→ **Task**
One number, and no other words, should make up the answer: how many lines of the listing contain the string "forward".
==========
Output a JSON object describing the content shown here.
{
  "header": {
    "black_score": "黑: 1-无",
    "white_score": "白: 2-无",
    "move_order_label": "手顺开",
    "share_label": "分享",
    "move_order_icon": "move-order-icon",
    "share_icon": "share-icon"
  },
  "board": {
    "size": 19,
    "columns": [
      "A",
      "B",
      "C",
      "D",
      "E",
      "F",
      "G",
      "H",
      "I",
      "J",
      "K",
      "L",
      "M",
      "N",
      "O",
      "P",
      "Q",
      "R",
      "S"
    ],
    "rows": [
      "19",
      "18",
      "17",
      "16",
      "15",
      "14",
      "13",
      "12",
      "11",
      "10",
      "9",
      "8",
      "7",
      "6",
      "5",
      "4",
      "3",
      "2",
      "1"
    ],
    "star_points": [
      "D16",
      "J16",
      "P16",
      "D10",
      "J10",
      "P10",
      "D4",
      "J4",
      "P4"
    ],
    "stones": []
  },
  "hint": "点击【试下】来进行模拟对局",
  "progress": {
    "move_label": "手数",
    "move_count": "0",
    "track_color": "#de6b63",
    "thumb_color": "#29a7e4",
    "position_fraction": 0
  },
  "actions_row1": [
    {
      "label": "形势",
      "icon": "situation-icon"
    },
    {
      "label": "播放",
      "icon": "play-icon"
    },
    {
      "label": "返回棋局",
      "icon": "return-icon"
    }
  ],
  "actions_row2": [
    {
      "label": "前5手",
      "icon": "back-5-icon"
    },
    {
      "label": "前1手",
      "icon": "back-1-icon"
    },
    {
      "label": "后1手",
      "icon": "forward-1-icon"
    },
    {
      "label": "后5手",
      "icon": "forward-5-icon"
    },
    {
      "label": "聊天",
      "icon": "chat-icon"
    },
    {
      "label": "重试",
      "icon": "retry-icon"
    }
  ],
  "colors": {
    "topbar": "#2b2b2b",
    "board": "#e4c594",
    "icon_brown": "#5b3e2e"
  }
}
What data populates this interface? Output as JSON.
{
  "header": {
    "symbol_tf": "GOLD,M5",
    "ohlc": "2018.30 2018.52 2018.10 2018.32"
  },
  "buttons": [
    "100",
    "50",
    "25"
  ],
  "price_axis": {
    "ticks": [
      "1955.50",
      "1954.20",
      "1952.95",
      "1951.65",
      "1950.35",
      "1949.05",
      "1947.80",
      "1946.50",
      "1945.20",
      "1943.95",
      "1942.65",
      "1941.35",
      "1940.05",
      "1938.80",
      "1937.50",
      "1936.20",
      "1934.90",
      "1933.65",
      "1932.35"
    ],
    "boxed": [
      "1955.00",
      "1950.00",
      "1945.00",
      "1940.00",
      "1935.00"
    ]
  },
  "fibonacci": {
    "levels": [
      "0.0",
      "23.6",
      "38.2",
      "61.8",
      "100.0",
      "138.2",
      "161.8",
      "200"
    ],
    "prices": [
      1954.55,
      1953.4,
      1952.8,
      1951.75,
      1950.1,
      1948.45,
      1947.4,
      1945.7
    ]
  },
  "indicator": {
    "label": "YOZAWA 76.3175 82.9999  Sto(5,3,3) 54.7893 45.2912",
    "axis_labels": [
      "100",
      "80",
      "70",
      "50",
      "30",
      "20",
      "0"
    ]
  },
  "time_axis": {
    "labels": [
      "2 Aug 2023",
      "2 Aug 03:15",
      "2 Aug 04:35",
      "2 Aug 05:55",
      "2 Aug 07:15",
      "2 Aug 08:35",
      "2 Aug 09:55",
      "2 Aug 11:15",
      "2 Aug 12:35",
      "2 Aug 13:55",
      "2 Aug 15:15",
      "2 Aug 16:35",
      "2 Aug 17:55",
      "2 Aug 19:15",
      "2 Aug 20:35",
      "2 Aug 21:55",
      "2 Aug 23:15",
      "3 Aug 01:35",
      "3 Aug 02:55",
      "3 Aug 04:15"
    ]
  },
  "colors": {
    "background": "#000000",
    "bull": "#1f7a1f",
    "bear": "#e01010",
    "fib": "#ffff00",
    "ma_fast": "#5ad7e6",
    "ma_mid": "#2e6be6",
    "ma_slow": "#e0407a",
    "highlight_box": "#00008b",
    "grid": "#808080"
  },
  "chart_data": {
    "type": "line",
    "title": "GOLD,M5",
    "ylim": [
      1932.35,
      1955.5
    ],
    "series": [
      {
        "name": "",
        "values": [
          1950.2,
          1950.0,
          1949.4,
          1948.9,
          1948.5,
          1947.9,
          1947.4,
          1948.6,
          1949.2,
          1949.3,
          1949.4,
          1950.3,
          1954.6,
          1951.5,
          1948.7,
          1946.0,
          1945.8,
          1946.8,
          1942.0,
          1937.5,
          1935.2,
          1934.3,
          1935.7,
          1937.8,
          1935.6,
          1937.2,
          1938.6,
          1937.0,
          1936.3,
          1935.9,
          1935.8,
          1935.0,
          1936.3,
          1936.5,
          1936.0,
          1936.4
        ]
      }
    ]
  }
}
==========
→ **Solution to the problem**
2